North Texas was home to a novel neck surgery this spring when a Kentucky resident traveled to Plano to have a new FDA-approved artificial cervical disc implanted at the Center for Disc Replacement at Texas Health Center for Diagnostics and Surgery.
The surgeons at the center, Drs. Blumenthal, Guyer, and Zigler are well-versed in artificial discs, as they were the first physicians in the country to implant any sort of artificial disc into a patient in 2000. Because of their expertise, they are often the leading edge for FDA studies of new artificial cervical and lumbar discs.
When cervical discs in the neck deteriorate and become less flexible, debilitating pain can shoot down the neck and shoulders because the discs can no longer absorb shock from neck movement. Prior to artificial solutions, discs were often fused together to eliminate neck and back pain, but fusion limits movement and flexibility. Other parts of the back and neck have to work harder to make up for the fused disc, often leading to more fusion surgeries and decreased movement.
Artificial discs allow patients to maintain movement and be three to five times less likely to need future surgery, says Dr. Jack Zigler, who was part of the team who performed the first operation with the new cervical disc, the M6. It is the eighth commercially available cervical disc in the US, and Zigler says more than half of the patients who come seeking treatment to the Center for Disc Replacement at THCDS are from out of the region. While patients should attempt a more conservative treatment before surgery, disc replacement can be an effective alternative to fusion if surgery is necessary.

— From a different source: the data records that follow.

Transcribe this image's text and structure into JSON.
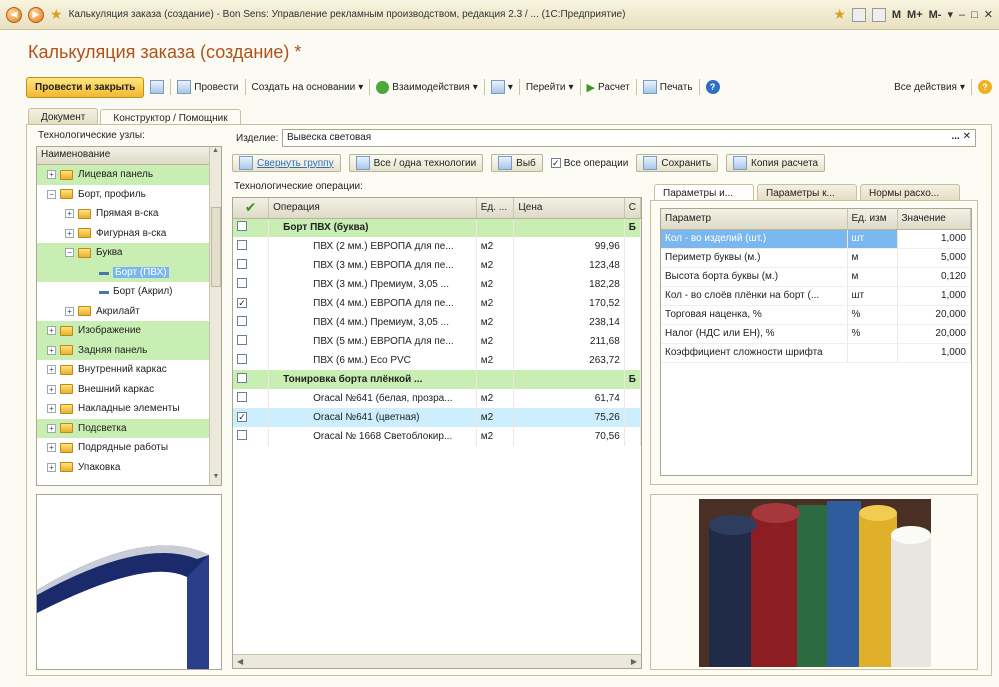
{
  "window": {
    "title": "Калькуляция заказа (создание) - Bon Sens: Управление рекламным производством, редакция 2.3 / ... (1С:Предприятие)",
    "controls": [
      "M",
      "M+",
      "M-"
    ]
  },
  "form": {
    "title": "Калькуляция заказа (создание) *"
  },
  "toolbar": {
    "post_close": "Провести и закрыть",
    "post": "Провести",
    "create_based": "Создать на основании",
    "interactions": "Взаимодействия",
    "goto": "Перейти",
    "calculate": "Расчет",
    "print": "Печать",
    "all_actions": "Все действия"
  },
  "tabs": [
    {
      "label": "Документ"
    },
    {
      "label": "Конструктор / Помощник"
    }
  ],
  "tree": {
    "label": "Технологические узлы:",
    "header": "Наименование",
    "items": [
      {
        "label": "Лицевая панель"
      },
      {
        "label": "Борт, профиль"
      },
      {
        "label": "Прямая в-ска"
      },
      {
        "label": "Фигурная в-ска"
      },
      {
        "label": "Буква"
      },
      {
        "label": "Борт (ПВХ)"
      },
      {
        "label": "Борт (Акрил)"
      },
      {
        "label": "Акрилайт"
      },
      {
        "label": "Изображение"
      },
      {
        "label": "Задняя панель"
      },
      {
        "label": "Внутренний каркас"
      },
      {
        "label": "Внешний каркас"
      },
      {
        "label": "Накладные элементы"
      },
      {
        "label": "Подсветка"
      },
      {
        "label": "Подрядные работы"
      },
      {
        "label": "Упаковка"
      }
    ]
  },
  "product": {
    "label": "Изделие:",
    "value": "Вывеска световая",
    "btn": "..."
  },
  "buttons": {
    "collapse": "Свернуть группу",
    "all_one": "Все / одна технологии",
    "choose": "Выб",
    "all_ops": "Все операции",
    "save": "Сохранить",
    "copy_calc": "Копия расчета"
  },
  "ops": {
    "label": "Технологические операции:",
    "columns": [
      "Операция",
      "Ед. ...",
      "Цена",
      "С"
    ],
    "rows": [
      {
        "name": "Борт ПВХ (буква)",
        "unit": "",
        "price": "",
        "c": "Б"
      },
      {
        "name": "ПВХ (2 мм.) ЕВРОПА для пе...",
        "unit": "м2",
        "price": "99,96",
        "c": ""
      },
      {
        "name": "ПВХ (3 мм.) ЕВРОПА для пе...",
        "unit": "м2",
        "price": "123,48",
        "c": ""
      },
      {
        "name": "ПВХ (3 мм.) Премиум, 3,05 ...",
        "unit": "м2",
        "price": "182,28",
        "c": ""
      },
      {
        "name": "ПВХ (4 мм.) ЕВРОПА для пе...",
        "unit": "м2",
        "price": "170,52",
        "c": ""
      },
      {
        "name": "ПВХ (4 мм.) Премиум, 3,05 ...",
        "unit": "м2",
        "price": "238,14",
        "c": ""
      },
      {
        "name": "ПВХ (5 мм.) ЕВРОПА для пе...",
        "unit": "м2",
        "price": "211,68",
        "c": ""
      },
      {
        "name": "ПВХ (6 мм.) Eco PVC",
        "unit": "м2",
        "price": "263,72",
        "c": ""
      },
      {
        "name": "Тонировка борта плёнкой ...",
        "unit": "",
        "price": "",
        "c": "Б"
      },
      {
        "name": "Oracal №641 (белая, прозра...",
        "unit": "м2",
        "price": "61,74",
        "c": ""
      },
      {
        "name": "Oracal №641 (цветная)",
        "unit": "м2",
        "price": "75,26",
        "c": ""
      },
      {
        "name": "Oracal № 1668 Светоблокир...",
        "unit": "м2",
        "price": "70,56",
        "c": ""
      }
    ]
  },
  "right_tabs": [
    {
      "label": "Параметры и..."
    },
    {
      "label": "Параметры к..."
    },
    {
      "label": "Нормы расхо..."
    }
  ],
  "params": {
    "columns": [
      "Параметр",
      "Ед. изм",
      "Значение"
    ],
    "rows": [
      {
        "name": "Кол - во изделий (шт.)",
        "unit": "шт",
        "value": "1,000"
      },
      {
        "name": "Периметр буквы (м.)",
        "unit": "м",
        "value": "5,000"
      },
      {
        "name": "Высота борта буквы (м.)",
        "unit": "м",
        "value": "0,120"
      },
      {
        "name": "Кол - во слоёв плёнки на борт (...",
        "unit": "шт",
        "value": "1,000"
      },
      {
        "name": "Торговая наценка, %",
        "unit": "%",
        "value": "20,000"
      },
      {
        "name": "Налог (НДС или ЕН), %",
        "unit": "%",
        "value": "20,000"
      },
      {
        "name": "Коэффициент сложности шрифта",
        "unit": "",
        "value": "1,000"
      }
    ]
  },
  "colors": {
    "accent": "#b0521a",
    "group_row": "#c8eeb4",
    "selection": "#7ab7ef",
    "row_highlight": "#cdeefc"
  }
}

Though still in the research stage, Zigler sees neck and back pain being treated with stem cells in the future, where a patient’s own cells may be used to heal the discs.. “The hope is that they can be encouraged to heal themselves, and stop degenerating before they get to the end stage,” he says.